Here’s why we traditionally call Pancake Day ‘Shrove Tuesday’

Are you excited for pancake day? (Photo: Shutterstock)

A popular day across the UK, Shrove Tuesday gives us the perfect excuse to eat lots of delicious pancakes.

But where does the term ‘Shrove Tuesday’ actually come from, and what’s the history behind it? These are the answers to all of your questions about Pancake Day which takes place on Tuesday 25 February 2020.

What is Shrove Tuesday?

Shrove Tuesday is the day in February or March that immediately precedes Ash Wednesday, also known as the first day of Lent in Christianity.

The date can vary from year to year, but falls between 3 February at the earliest and 9 March at the latest.

The expression ‘Shrove Tuesday’ is derived from the old middle English word ‘shriven’, which referred to going to confession to repent for the things you have done wrong. Because Lent always starts on a Wednesday, people would go to confession the day before.

This became known as Shriven Tuesday, which then evolved into Shrove Tuesday.

Why do we eat pancakes on Shrove Tuesday

Shrove Tuesday comes from the old English custom of using up all the leftover fattening ingredients in the house before Lent, so that people were ready to fast. The ingredients that people tended to have in their houses were eggs and milk.

To ensure that these ingredients didn’t go to waste, pancakes became the perfect way of using up them up, by simply mixing them with some flour.

What is Lent?

Lent is the period of 40 days where Christians remember the events that lead up to and culminated in the death of Jesus Christ.

Christians will observe Lent in a variety of different ways, with those from more orthodox and traditional beliefs choosing to fast strictly, abstaining from meat, fish, eggs and fats until Easter Sunday.

More commonly, others will choose to give up one more luxurious item, like chocolate.

Pancake Day traditions

In the UK, as well as making and enjoying pancakes, others will also enter themselves into the time honoured tradition of the pancake race.

The race is a relay race, with runners having to run whilst simultaneously having to flat a pancake in a frying pan before handing the pan off to their teammates.

The concept of the race is thought to have originated in the town of Olney, Buckinghamshire in 1445.

How to make pancakes

If you’re thinking about making your own pancakes this Pancake Day, then you might be overwhelmed with the huge amount of recipes available online for loads of variations on the classic treat.

This is a basic, easy recipe from BBC Good Food to get you started.
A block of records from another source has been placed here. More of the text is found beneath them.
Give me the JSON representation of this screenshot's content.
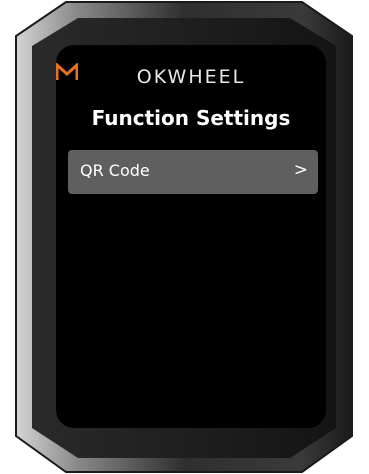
{
  "brand": {
    "logo_text": "OKWHEEL",
    "logo_mark": "M",
    "accent_color": "#e8731e"
  },
  "screen": {
    "title": "Function Settings",
    "menu": [
      {
        "label": "QR Code",
        "chevron": ">"
      }
    ]
  },
  "icons": [
    "mokwheel-logo-icon",
    "chevron-right-icon"
  ]
}
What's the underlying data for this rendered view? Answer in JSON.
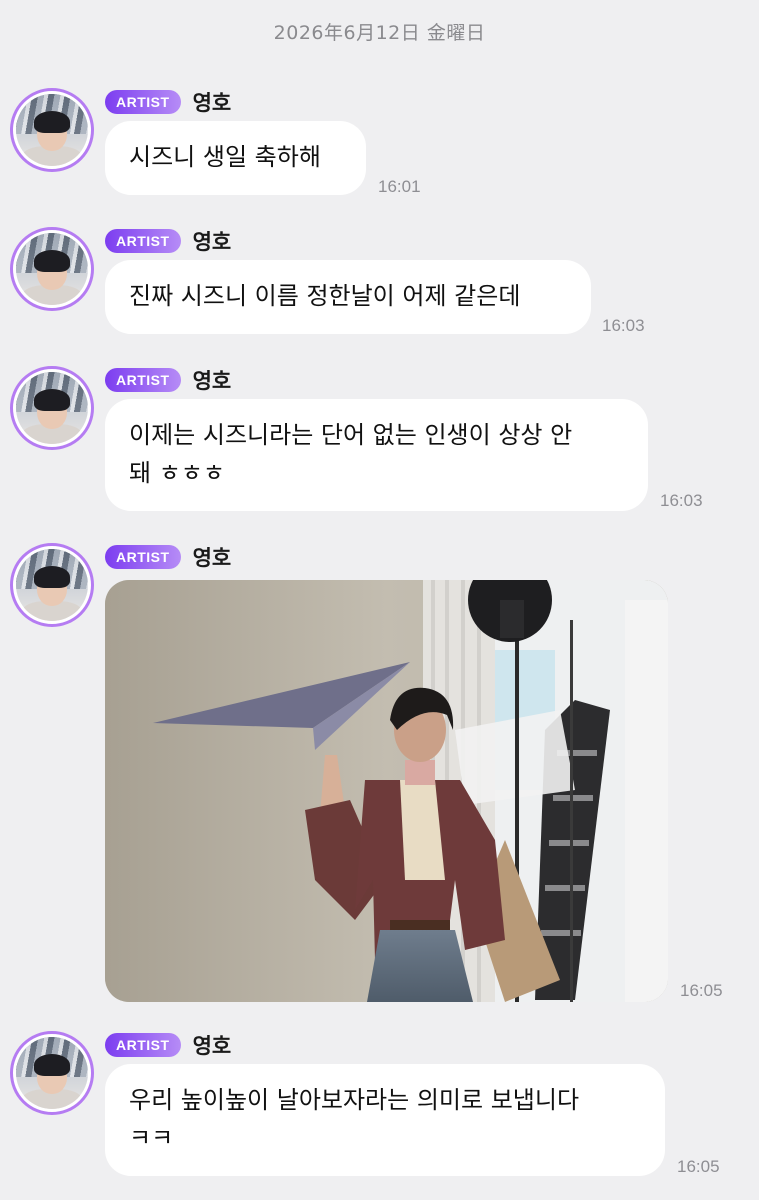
{
  "date_header": "2026年6月12日 金曜日",
  "badge_label": "ARTIST",
  "sender_name": "영호",
  "messages": [
    {
      "text": "시즈니 생일 축하해",
      "time": "16:01"
    },
    {
      "text": "진짜 시즈니 이름 정한날이 어제 같은데",
      "time": "16:03"
    },
    {
      "line1": "이제는 시즈니라는 단어 없는 인생이 상상 안",
      "line2": "돼 ㅎㅎㅎ",
      "time": "16:03"
    },
    {
      "type": "image",
      "time": "16:05"
    },
    {
      "line1": "우리 높이높이 날아보자라는 의미로 보냅니다",
      "line2": "ㅋㅋ",
      "time": "16:05"
    }
  ],
  "colors": {
    "background": "#efeff1",
    "badge_gradient_start": "#7c3df0",
    "badge_gradient_end": "#b68cf6",
    "bubble": "#ffffff",
    "timestamp": "#8e8e93"
  }
}
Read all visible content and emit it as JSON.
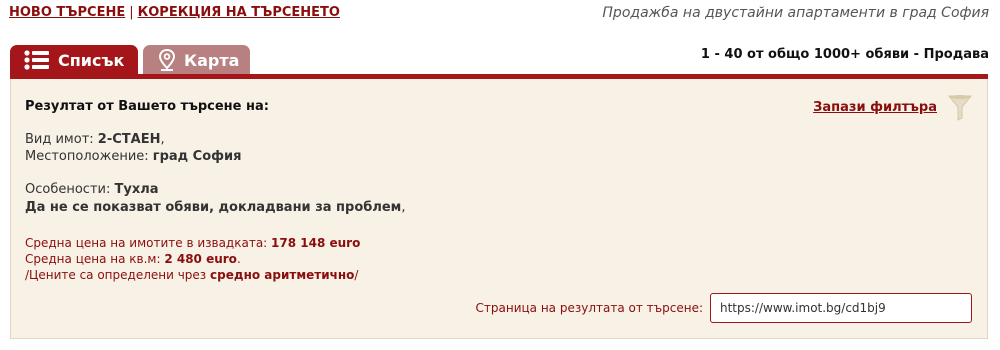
{
  "header": {
    "new_search": "НОВО ТЪРСЕНЕ",
    "separator": "|",
    "correct_search": "КОРЕКЦИЯ НА ТЪРСЕНЕТО",
    "subtitle": "Продажба на двустайни апартаменти в град София"
  },
  "tabs": {
    "list_label": "Списък",
    "list_icon": "list-icon",
    "map_label": "Карта",
    "map_icon": "map-pin-icon"
  },
  "results_count": "1 - 40 от общо 1000+ обяви - Продава",
  "summary": {
    "heading": "Резултат от Вашето търсене на:",
    "save_filter": "Запази филтъра",
    "filter_icon": "funnel-icon",
    "property_type_label": "Вид имот:",
    "property_type_value": "2-СТАЕН",
    "property_type_suffix": ",",
    "location_label": "Местоположение:",
    "location_value": "град София",
    "features_label": "Особености:",
    "features_value": "Тухла",
    "hide_reported": "Да не се показват обяви, докладвани за проблем",
    "hide_reported_suffix": ",",
    "avg_price_label": "Средна цена на имотите в извадката:",
    "avg_price_value": "178 148 euro",
    "avg_sqm_label": "Средна цена на кв.м:",
    "avg_sqm_value": "2 480 euro",
    "avg_sqm_suffix": ".",
    "method_prefix": "/Цените са определени чрез",
    "method_value": "средно аритметично",
    "method_suffix": "/"
  },
  "result_page": {
    "label": "Страница на резултата от търсене:",
    "url": "https://www.imot.bg/cd1bj9"
  },
  "colors": {
    "brand_red": "#a4161a",
    "inactive_tab": "#b88080",
    "panel_bg": "#f7f1e6",
    "link_red": "#8a0e0e"
  }
}
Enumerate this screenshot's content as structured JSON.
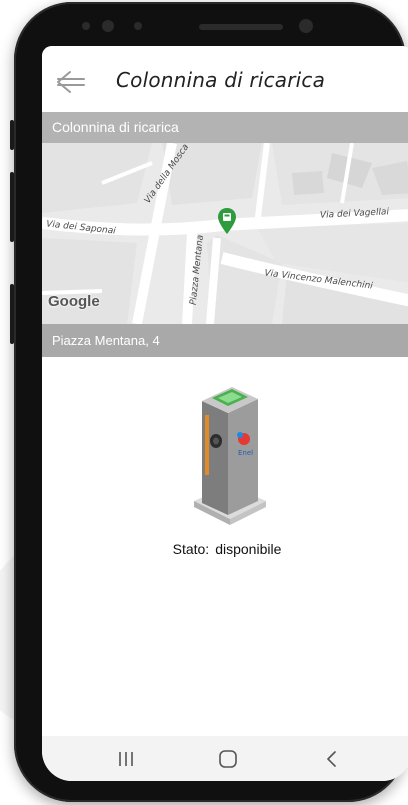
{
  "app": {
    "title": "Colonnina di ricarica",
    "back_icon": "arrow-left-icon"
  },
  "map_section": {
    "header_title": "Colonnina di ricarica",
    "address": "Piazza Mentana, 4",
    "streets": {
      "via_dei_saponai": "Via dei Saponai",
      "via_della_mosca": "Via della Mosca",
      "via_dei_vagellai": "Via dei Vagellai",
      "piazza_mentana": "Piazza Mentana",
      "via_vincenzo_malenchini": "Via Vincenzo Malenchini"
    },
    "map_logo": "Google",
    "pin_color": "#2e9b3e",
    "pin_icon": "ev-charger-pin-icon"
  },
  "station": {
    "status_label": "Stato:",
    "status_value": "disponibile",
    "icon": "charging-station-icon"
  },
  "system_nav": {
    "recents_icon": "recents-icon",
    "home_icon": "home-icon",
    "back_icon": "back-chevron-icon"
  },
  "colors": {
    "header_bar": "#b3b3b3",
    "address_bar": "#a9a9a9",
    "phone_frame": "#101010"
  }
}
You’ll need 100g of plain flour, two large eggs, 300ml of milk, one tablespoon of sunflower or vegetable oil, plus a little extra for frying, and any topping you desire - the classic option is lemon and sugar, but you can customise to your own taste.

The recipe goes as follows:

Mix together your flour, eggs, milk and oil along with a pinch of salt in a large bowl or jug until it makes a smooth batterFor the best results, set aside for 30 minutes to rest, but you can skip this step if you wantGet out a flat frying pan and set it over a medium heat, carefully wiping it with some oiled kitchen paperWhen the pan has heated up, pour some of your batter in and swirl it around to make a smooth layerCook for about one minute on each side until goldenServe your pancakes with whatever toppings you like and enjoy